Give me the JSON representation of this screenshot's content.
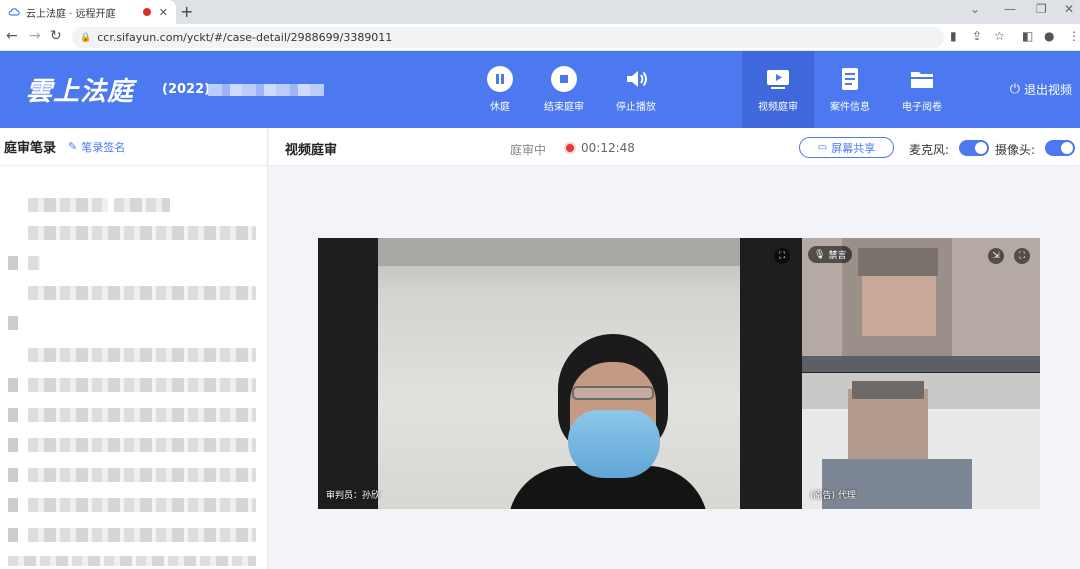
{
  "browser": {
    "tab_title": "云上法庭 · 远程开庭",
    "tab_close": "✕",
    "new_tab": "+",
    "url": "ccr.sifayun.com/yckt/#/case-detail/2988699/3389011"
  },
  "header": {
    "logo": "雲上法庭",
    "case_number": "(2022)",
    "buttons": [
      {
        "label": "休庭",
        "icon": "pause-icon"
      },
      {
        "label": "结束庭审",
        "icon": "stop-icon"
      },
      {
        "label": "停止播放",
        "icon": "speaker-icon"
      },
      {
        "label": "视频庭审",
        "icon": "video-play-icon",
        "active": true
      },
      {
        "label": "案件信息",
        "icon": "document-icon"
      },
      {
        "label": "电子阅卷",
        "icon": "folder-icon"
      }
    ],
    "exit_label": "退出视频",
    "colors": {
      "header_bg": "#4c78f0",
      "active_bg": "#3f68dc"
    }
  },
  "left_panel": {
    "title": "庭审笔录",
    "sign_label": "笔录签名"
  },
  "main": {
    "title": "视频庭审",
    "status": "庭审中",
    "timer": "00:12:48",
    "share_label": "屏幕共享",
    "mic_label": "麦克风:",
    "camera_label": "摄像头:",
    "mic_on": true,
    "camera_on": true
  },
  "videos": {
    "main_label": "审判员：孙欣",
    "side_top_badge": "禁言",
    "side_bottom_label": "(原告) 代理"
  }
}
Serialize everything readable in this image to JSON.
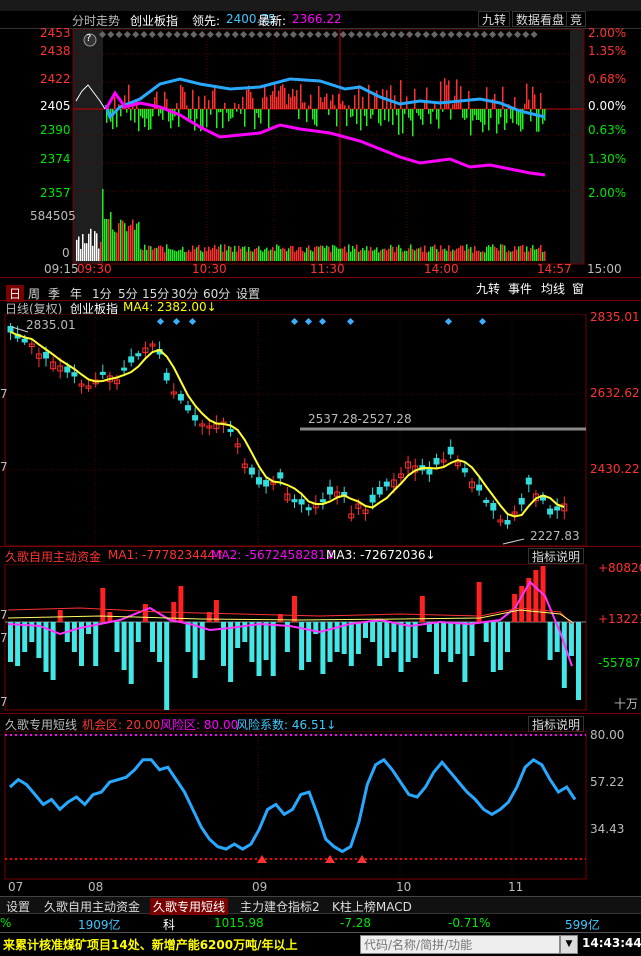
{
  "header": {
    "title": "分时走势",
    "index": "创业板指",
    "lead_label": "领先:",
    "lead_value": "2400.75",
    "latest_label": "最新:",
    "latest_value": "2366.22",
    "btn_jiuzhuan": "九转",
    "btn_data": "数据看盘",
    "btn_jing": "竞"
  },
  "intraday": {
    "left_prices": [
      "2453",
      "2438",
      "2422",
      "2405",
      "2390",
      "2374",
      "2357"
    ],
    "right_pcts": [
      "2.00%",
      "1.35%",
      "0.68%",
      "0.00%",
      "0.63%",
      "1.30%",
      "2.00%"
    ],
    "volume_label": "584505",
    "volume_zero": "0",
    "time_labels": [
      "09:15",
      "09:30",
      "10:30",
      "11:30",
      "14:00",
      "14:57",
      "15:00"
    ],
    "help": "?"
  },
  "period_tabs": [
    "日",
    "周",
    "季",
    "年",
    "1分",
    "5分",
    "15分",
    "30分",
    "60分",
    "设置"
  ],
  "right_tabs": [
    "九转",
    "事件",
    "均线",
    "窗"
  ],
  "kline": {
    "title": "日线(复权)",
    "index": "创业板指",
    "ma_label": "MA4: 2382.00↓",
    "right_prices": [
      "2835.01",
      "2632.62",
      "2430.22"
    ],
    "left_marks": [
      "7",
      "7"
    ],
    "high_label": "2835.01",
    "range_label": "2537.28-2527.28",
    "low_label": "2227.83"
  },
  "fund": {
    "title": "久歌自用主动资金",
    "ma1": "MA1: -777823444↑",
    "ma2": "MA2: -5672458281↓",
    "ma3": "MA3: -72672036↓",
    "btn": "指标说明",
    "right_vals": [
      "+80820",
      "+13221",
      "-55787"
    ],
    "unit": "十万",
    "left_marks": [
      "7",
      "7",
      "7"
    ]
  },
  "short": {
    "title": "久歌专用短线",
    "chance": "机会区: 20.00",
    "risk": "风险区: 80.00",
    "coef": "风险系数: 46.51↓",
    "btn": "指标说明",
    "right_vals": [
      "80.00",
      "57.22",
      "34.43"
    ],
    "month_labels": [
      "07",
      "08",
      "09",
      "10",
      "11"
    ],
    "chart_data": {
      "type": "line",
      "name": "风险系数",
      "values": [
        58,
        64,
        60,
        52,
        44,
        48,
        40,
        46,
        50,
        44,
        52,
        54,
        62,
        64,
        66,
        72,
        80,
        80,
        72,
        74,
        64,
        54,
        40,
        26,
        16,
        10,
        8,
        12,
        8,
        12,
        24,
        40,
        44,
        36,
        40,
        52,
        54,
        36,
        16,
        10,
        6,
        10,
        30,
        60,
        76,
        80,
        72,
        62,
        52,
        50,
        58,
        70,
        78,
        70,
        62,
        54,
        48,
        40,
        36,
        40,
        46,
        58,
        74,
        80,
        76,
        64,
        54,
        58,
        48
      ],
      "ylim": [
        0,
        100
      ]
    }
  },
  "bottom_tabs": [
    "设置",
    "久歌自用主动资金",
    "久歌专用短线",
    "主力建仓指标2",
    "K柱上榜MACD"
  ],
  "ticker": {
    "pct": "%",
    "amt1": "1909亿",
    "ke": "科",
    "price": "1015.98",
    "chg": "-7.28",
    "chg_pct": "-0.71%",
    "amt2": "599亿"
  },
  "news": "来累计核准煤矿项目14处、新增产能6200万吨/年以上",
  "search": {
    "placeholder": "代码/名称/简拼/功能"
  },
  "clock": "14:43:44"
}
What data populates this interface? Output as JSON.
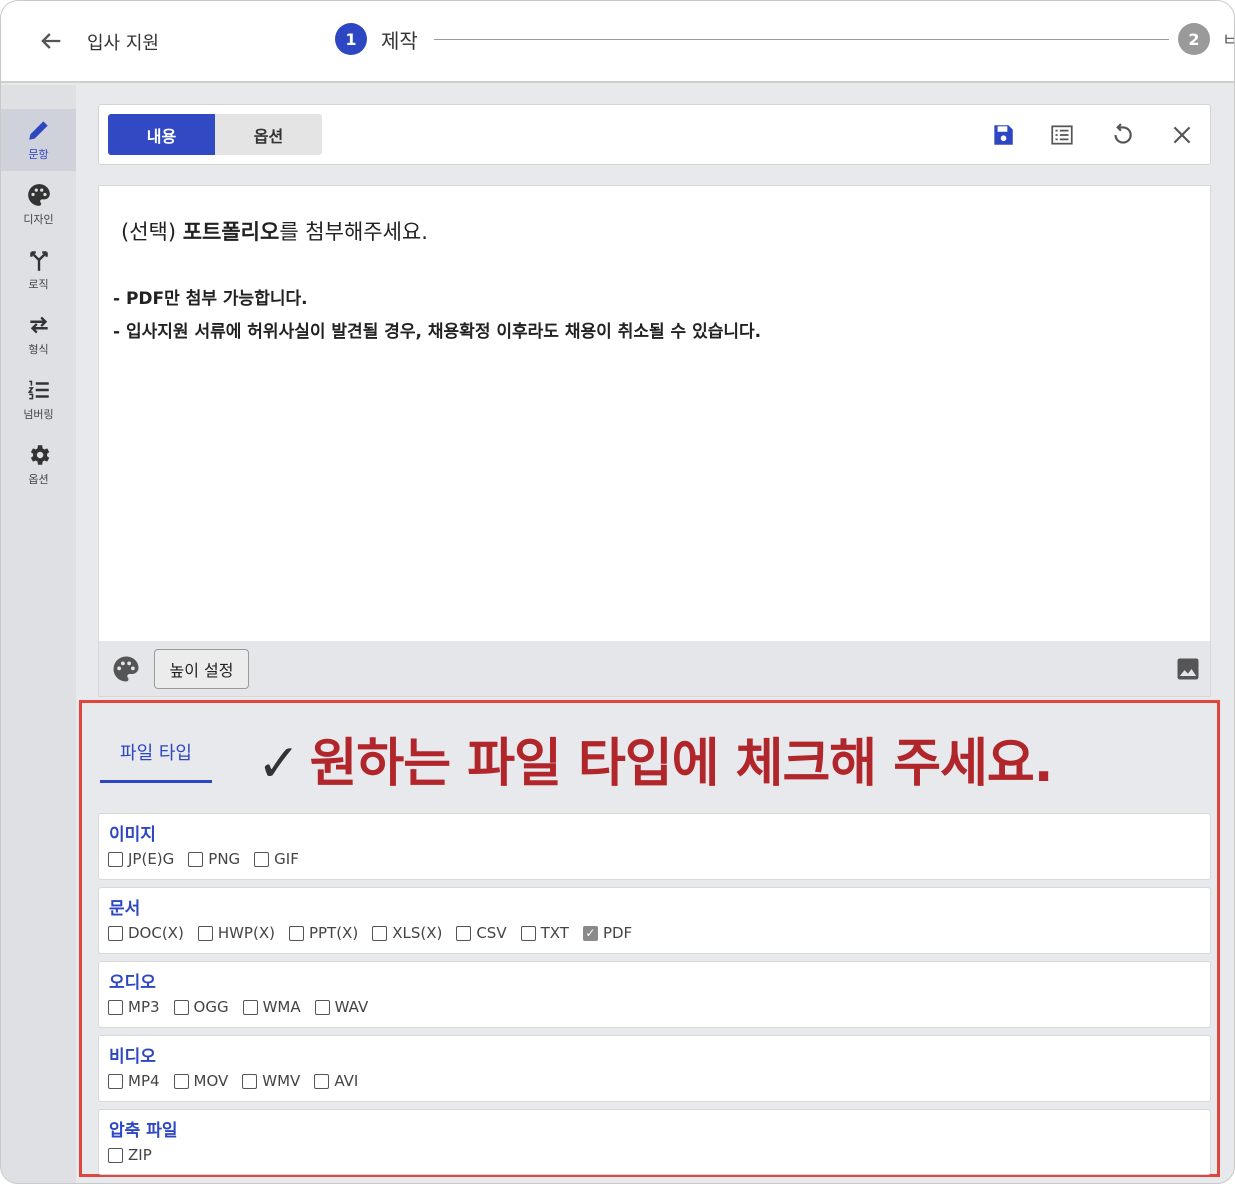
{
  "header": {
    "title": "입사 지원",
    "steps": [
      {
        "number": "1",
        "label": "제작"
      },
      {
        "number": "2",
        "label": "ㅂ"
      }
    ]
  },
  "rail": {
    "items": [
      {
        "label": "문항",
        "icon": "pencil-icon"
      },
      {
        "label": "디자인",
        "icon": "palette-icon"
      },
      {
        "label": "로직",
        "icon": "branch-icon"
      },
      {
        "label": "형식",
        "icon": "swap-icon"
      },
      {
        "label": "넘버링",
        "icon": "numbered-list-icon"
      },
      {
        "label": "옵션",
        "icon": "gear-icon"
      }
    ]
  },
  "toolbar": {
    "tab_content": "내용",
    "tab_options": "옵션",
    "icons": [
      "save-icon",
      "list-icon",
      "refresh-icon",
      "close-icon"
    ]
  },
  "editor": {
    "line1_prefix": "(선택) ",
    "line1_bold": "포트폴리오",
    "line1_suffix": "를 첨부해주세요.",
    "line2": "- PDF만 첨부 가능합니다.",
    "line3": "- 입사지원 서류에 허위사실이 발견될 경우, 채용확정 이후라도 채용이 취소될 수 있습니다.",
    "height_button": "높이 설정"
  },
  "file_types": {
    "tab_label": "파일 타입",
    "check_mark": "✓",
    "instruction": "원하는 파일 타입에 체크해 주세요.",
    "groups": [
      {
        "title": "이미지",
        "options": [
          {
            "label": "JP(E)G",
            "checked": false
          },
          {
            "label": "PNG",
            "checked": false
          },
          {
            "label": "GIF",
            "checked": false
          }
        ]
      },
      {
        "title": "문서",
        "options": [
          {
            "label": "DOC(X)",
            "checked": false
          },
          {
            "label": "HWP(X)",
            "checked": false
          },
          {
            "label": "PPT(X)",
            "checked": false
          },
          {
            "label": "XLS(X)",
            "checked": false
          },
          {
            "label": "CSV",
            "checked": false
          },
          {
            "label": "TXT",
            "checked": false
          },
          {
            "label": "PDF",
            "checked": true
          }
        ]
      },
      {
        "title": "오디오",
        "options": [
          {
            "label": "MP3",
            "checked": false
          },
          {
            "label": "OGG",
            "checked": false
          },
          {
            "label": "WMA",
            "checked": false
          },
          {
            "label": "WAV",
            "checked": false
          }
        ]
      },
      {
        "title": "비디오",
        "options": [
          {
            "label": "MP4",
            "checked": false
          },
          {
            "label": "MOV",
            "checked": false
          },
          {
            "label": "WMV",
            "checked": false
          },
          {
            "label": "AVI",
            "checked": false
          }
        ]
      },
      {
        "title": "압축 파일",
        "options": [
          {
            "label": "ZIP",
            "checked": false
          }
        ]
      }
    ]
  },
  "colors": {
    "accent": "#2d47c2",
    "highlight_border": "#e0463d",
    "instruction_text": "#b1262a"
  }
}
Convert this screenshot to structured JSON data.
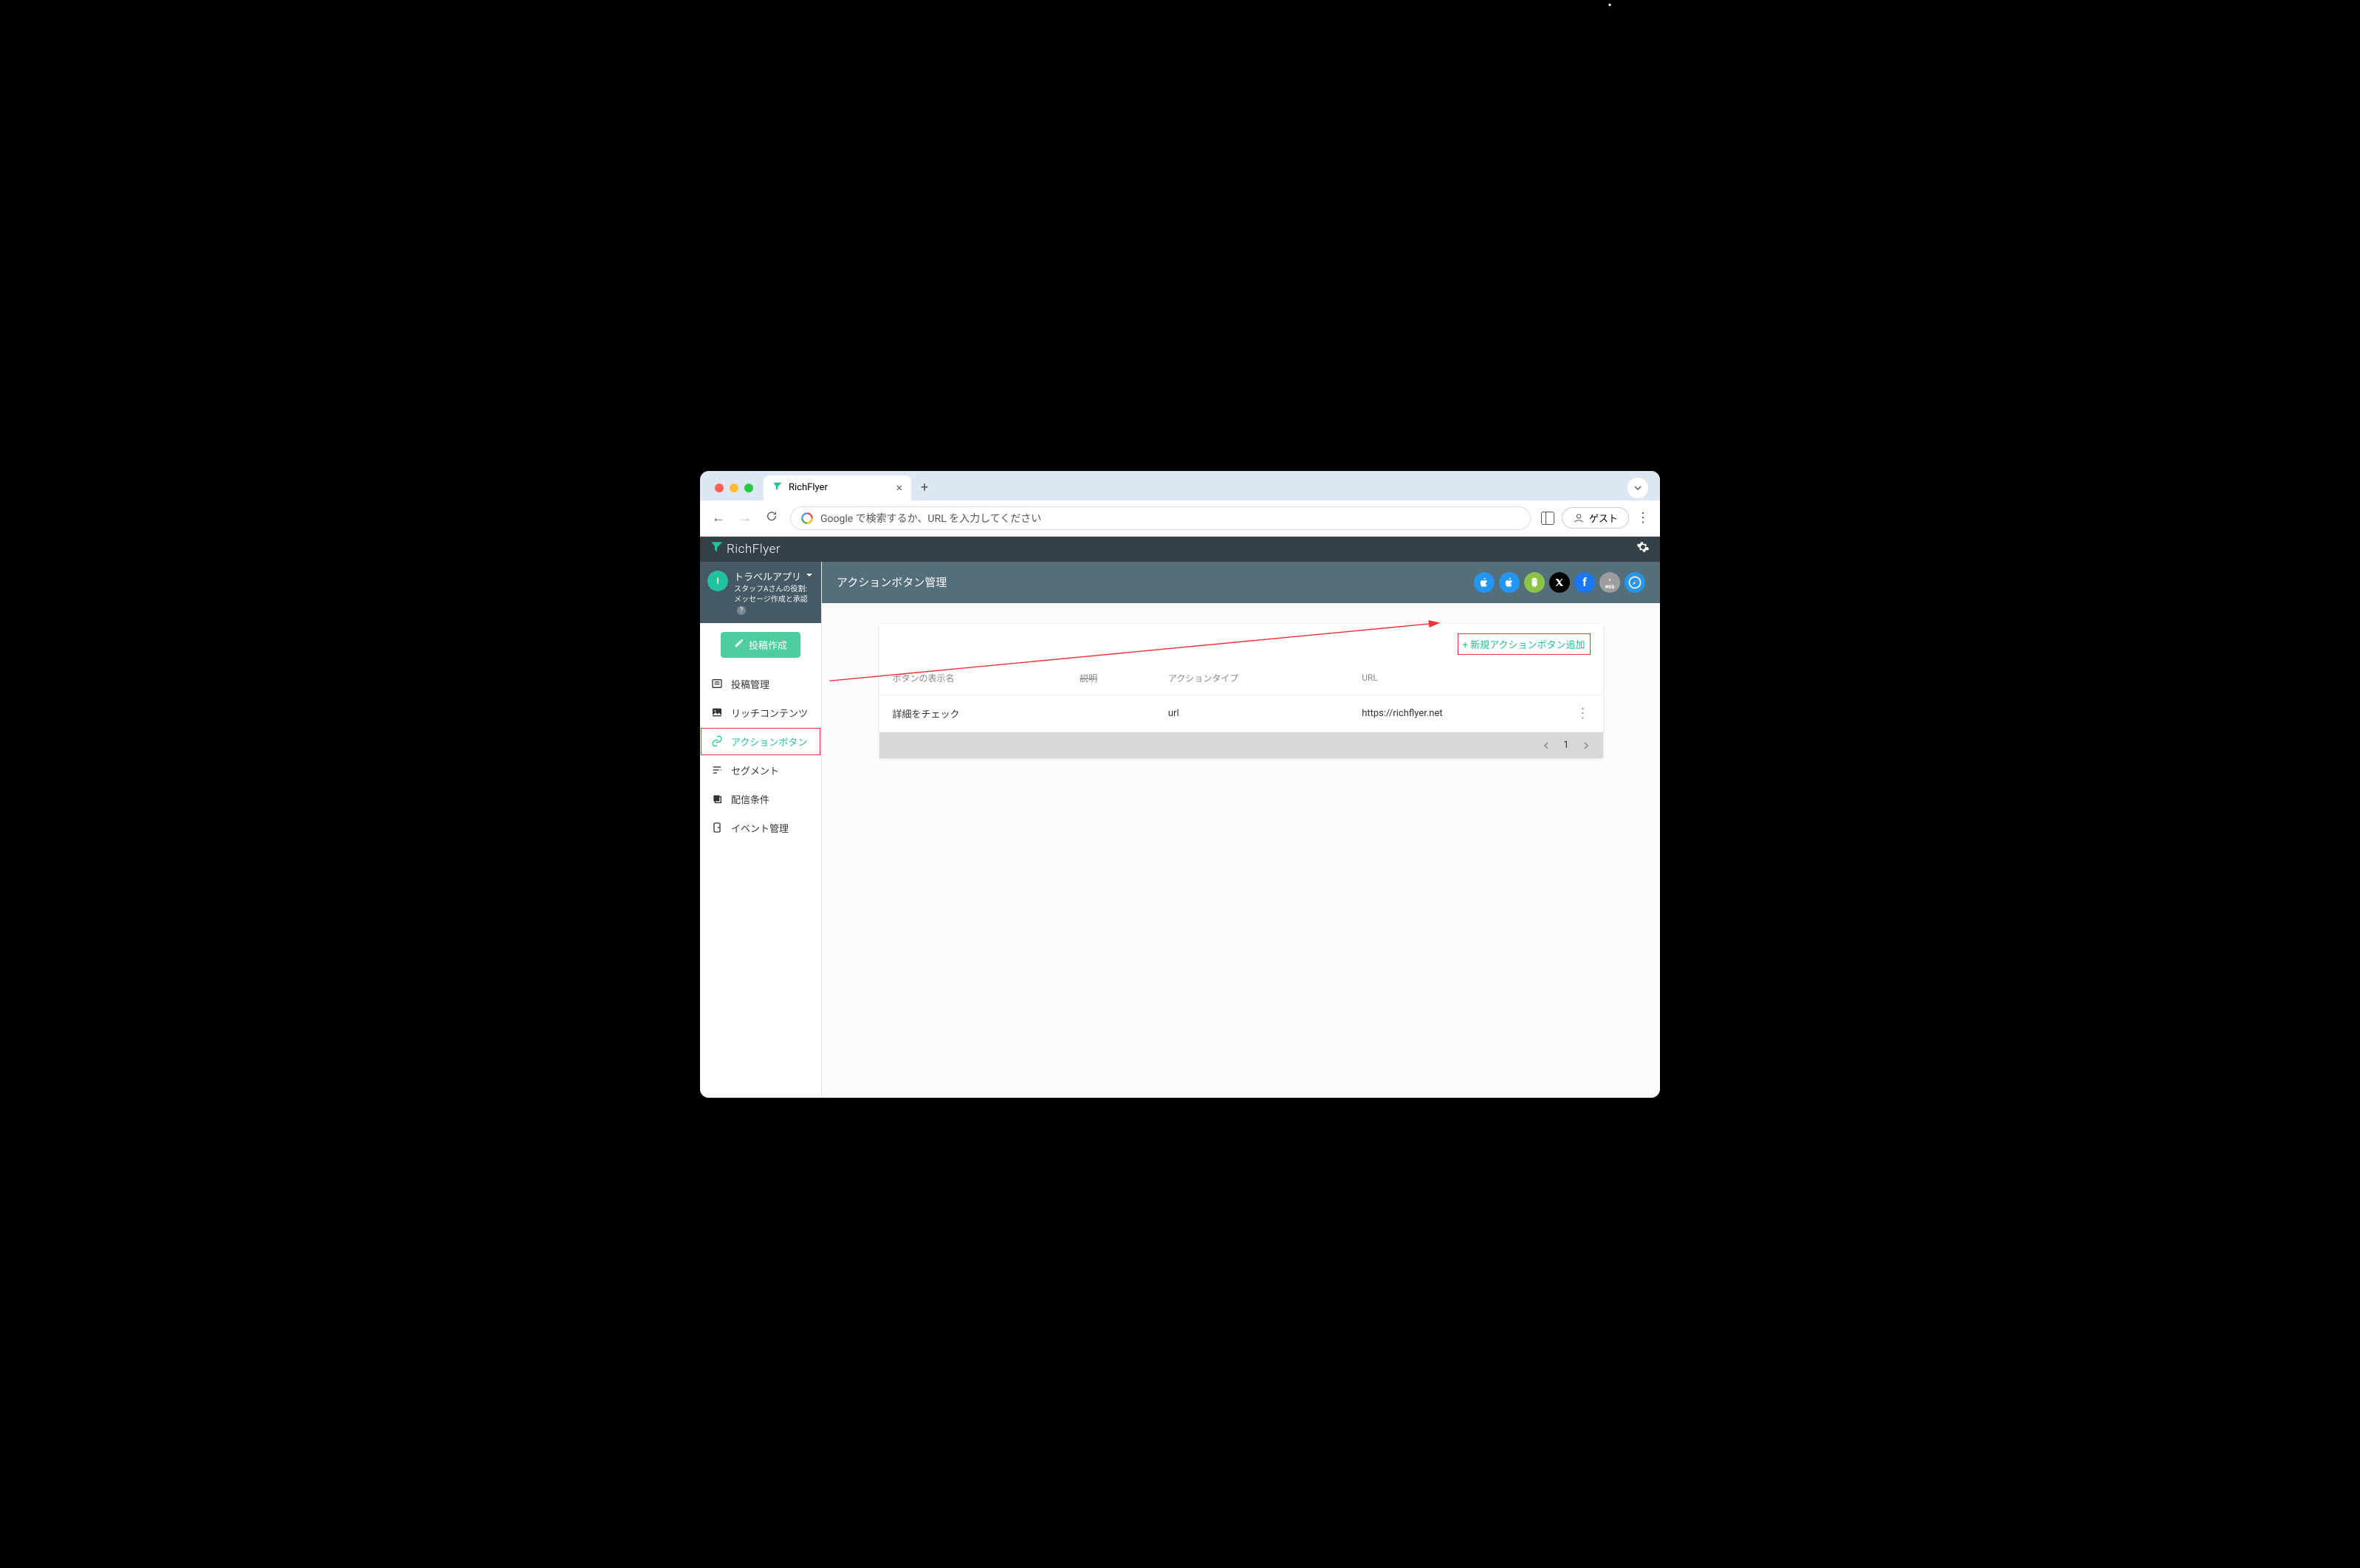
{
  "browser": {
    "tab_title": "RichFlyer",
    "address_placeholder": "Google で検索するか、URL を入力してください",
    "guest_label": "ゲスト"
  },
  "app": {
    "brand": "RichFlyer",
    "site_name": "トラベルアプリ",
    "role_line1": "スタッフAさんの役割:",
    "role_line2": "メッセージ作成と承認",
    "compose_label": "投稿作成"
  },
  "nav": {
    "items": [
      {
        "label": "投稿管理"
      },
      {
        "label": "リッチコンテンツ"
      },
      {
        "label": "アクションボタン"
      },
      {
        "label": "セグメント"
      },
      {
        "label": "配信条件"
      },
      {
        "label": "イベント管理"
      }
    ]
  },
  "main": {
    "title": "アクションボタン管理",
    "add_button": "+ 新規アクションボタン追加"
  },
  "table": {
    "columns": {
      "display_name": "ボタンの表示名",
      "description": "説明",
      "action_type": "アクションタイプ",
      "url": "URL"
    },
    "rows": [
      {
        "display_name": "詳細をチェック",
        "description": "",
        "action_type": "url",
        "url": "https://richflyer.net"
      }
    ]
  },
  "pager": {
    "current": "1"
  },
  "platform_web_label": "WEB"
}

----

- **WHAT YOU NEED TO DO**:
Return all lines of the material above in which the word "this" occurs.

- **ANSWER BOX**:
Give me the JSON representation of this screenshot's content.
Serialize everything readable in this image to JSON.
What data populates this interface? Output as JSON.
Convert this screenshot to structured JSON data.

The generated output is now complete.